It would require that banks -- or more likely, the company they buy their security systems from -- to have a well known security flaw in their systems that completely bypasses all security measures.
The hardest part of building absolutely anything is knowing if it is possible or not. Building a hacking tool to break through security you know nothing about, not even whether it has any exploitable weaknesses, is really damned hard outside of a Hollywood action movie -- hard enough to be a daunting task even for the NSA. But if you know a flaw exists? It WILL be found, and probably not by the good guys (assuming government == good guys, they wouldn't even go looking, they already have a key).
For such a key to be useful, it would need to be a master key -- unlocking not just one lock, but all the locks the company makes. So once the bad guys crack into the system, it's game over for everyone using that system.
Last time I checked, the federal government didn't make its own encryption that it uses for national security purposes in house that often -- this bill, as written, would mandate security flaws in those systems as well.
I'd say you're right. They're bootlegging articles and reviews then trying to steal ownership of the rights from the true owner.
Normal copyright violations don't meet the legal definition of theft, but this is the closest I've ever seen a copyright violation get to theft -- if the fake owner wins over the real owner, it actually would be theft!
But since all it takes to trigger the $150,000 statutory penalty is illicit copying, this looks like it could get very expensive for whoever is behind the fraudulent business.
But since the odds favor them being structured like Prenda, good luck ever collecting.
What actual penalties? For those penalties to be enforced, a plaintiff must prove that the violation was both knowing and willful.
Since mind reading isn't possible yet and psychics reading crystal balls are not considered expert witnesses by the courts, it is generally easier to prove the existence of God in court than it is to prove that someone violated section 512(f) of the DMCA.
When people use robots that don't meet the legal requirements of the DMCA, should reasonably know that they don't, and use them anyway -- yet the courts rule that this is not willful or knowing violation? Yeah, 512(f) doesn't exist except on paper.
"This is why we have police detectives, who are supposed to piece together whatever evidence they do have and build a picture for a case. Burr and Feinstein are acting like in the past, law enforcement immediately was handed all evidence. That's never been the way it works."
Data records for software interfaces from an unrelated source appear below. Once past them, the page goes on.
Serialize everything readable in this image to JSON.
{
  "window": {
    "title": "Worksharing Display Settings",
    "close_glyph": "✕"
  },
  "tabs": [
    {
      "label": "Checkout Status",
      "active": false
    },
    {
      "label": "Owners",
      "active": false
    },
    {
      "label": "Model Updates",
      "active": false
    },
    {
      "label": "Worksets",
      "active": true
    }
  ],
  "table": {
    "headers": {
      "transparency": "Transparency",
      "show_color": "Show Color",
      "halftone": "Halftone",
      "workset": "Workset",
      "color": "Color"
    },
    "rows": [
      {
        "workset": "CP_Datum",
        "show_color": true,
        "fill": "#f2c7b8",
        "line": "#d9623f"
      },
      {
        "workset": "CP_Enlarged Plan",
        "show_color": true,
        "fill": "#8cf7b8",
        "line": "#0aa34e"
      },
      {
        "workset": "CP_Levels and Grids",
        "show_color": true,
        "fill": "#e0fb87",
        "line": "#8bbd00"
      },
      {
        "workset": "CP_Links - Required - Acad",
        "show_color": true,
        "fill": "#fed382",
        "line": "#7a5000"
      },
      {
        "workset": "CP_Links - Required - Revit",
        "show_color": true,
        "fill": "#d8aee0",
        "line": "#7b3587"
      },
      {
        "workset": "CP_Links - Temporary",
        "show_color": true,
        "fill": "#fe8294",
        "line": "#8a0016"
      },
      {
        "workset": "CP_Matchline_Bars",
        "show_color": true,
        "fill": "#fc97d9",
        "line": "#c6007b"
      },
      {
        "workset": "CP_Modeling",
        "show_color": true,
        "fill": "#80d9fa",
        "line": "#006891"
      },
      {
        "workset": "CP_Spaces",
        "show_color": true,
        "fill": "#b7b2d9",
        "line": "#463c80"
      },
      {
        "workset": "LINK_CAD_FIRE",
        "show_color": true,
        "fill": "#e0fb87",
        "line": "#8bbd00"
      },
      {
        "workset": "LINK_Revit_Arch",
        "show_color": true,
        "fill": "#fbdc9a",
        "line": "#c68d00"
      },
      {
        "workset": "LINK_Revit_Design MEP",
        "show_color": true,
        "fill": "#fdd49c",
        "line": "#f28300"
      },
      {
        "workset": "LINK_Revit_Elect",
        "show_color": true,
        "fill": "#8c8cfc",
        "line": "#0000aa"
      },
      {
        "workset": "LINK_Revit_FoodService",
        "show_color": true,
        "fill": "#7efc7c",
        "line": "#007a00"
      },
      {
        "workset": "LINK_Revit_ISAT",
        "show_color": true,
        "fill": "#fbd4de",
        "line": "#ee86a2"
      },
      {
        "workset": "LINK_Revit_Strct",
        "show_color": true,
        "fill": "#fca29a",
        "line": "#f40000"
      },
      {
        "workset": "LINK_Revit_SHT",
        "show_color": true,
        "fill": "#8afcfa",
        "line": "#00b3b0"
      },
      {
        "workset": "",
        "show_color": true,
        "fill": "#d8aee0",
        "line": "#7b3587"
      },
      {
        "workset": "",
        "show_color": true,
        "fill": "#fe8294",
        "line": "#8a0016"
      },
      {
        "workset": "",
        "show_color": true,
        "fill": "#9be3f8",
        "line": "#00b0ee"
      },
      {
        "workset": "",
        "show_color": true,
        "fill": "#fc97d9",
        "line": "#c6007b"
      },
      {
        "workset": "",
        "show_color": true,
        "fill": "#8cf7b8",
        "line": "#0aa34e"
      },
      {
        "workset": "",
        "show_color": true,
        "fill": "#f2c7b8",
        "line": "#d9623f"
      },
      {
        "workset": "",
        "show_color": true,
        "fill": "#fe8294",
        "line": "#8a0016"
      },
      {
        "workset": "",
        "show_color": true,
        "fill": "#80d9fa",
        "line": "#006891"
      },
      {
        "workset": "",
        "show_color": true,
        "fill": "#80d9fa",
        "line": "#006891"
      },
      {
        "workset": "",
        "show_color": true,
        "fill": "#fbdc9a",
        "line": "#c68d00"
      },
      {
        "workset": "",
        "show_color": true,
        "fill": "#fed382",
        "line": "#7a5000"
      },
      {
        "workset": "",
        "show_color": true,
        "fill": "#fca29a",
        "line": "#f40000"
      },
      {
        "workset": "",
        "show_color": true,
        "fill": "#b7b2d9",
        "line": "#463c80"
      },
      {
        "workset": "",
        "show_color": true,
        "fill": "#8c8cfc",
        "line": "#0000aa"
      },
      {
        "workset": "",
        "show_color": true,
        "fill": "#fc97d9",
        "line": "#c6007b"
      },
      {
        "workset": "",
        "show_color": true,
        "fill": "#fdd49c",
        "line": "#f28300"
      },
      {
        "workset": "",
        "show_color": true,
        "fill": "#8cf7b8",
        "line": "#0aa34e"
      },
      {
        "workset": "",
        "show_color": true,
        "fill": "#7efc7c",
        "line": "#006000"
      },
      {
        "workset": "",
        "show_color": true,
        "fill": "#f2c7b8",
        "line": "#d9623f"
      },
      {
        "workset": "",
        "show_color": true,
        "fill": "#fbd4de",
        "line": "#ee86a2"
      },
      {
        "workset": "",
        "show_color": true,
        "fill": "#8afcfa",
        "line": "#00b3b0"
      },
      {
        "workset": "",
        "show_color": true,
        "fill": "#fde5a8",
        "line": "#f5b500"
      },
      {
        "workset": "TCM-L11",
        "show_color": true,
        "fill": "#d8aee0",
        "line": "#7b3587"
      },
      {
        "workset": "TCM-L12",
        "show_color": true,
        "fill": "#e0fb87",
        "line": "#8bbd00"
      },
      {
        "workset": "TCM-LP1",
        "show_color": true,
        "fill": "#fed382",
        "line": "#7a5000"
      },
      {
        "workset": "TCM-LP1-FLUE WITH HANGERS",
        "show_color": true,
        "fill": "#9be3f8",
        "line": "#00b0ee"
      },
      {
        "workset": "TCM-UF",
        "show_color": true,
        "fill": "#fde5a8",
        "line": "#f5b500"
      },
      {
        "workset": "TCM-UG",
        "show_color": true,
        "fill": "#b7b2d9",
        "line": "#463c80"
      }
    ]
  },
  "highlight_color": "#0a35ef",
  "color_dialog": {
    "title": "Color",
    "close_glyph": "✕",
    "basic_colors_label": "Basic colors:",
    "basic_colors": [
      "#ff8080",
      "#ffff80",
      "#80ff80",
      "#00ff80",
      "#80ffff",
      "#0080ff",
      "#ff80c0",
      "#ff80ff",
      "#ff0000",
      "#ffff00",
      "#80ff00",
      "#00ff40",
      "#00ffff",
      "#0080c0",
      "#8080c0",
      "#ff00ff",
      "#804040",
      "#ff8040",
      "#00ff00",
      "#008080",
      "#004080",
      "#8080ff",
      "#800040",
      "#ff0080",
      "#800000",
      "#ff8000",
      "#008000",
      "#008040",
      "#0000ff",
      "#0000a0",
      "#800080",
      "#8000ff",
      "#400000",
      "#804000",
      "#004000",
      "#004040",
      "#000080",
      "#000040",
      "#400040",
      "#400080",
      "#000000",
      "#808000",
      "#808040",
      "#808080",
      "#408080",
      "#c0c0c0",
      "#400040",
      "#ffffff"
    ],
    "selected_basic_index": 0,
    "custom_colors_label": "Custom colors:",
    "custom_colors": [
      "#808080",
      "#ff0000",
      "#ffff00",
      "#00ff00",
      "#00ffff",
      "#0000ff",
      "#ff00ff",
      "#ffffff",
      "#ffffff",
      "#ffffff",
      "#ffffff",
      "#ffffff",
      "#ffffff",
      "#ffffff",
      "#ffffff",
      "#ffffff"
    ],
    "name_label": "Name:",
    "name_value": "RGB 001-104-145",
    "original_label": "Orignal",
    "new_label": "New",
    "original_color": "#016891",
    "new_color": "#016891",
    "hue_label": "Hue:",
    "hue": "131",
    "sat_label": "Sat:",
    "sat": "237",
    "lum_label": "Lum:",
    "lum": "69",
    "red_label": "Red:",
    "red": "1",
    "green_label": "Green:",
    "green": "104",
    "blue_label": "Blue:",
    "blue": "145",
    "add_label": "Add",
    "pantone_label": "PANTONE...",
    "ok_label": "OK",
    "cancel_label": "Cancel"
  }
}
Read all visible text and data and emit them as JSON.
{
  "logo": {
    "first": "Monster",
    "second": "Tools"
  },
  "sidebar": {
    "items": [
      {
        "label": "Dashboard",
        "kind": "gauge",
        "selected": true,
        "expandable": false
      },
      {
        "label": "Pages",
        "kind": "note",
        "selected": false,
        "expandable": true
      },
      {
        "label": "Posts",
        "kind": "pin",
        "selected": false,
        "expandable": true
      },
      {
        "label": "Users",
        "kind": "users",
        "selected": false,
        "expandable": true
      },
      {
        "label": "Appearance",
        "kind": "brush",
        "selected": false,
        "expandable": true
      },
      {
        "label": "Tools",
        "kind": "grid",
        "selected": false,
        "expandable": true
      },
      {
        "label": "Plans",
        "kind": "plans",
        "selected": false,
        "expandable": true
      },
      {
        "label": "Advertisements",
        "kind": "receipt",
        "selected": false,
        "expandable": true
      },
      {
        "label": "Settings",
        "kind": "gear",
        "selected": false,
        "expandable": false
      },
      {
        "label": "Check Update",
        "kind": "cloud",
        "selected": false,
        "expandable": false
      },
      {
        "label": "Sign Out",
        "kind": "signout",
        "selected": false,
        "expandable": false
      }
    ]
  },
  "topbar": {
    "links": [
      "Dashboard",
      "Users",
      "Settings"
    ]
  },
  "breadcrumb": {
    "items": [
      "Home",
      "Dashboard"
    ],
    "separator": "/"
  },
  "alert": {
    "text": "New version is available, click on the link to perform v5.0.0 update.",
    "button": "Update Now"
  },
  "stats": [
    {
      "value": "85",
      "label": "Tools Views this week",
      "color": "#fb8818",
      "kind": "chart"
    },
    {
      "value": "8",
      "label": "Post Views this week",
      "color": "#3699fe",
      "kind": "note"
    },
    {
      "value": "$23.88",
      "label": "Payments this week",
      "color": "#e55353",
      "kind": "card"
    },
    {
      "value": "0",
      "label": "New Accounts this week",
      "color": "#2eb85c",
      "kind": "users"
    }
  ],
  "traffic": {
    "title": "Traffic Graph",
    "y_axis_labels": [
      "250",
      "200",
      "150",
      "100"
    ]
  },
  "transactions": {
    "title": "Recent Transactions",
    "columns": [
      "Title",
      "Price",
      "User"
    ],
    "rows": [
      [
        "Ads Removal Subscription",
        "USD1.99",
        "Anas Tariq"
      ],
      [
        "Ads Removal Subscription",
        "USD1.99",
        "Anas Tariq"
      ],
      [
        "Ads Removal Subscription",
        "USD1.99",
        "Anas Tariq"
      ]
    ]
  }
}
This is one reason why courts operate on the evidence standard of 'beyond a reasonable doubt' -- prosecutors CANNOT prove guilt to the 'without doubt' standard because they've never had that amount of proof before.
And yet, they have rarely had problems convicting people, even when those people were later exonerated of the charges.
If the government requires that they be allowed to know all of the information, we the people must require that they must present evidence beyond any doubt to get a conviction in court -- after all, in the current privacy-rich environment, any competent prosecutor can get a grand jury to indict a ham sandwich. What will they be able to do when privacy no longer exists?
When they are able to meet the goal of 'beyond any doubt' evidence due to how much information they are able to gather on anyone they choose, then if the person is truly guilty, they really ought to be able to do it in order to convict that person.
The thing is, for it to be a Foregone Conclusion, they wouldn't NEED him to decrypt the drives in order to charge him or even convict him of possessing child pornography.
But they don't have anything beyond hearsay and a hunch that there is anything illegal on those drives.
If he decrypts them and there is something illegal on them, then he will have incriminated himself. Being compelled to incriminate himself would cause the resulting evidence to be tainted, and it would be inadmissible.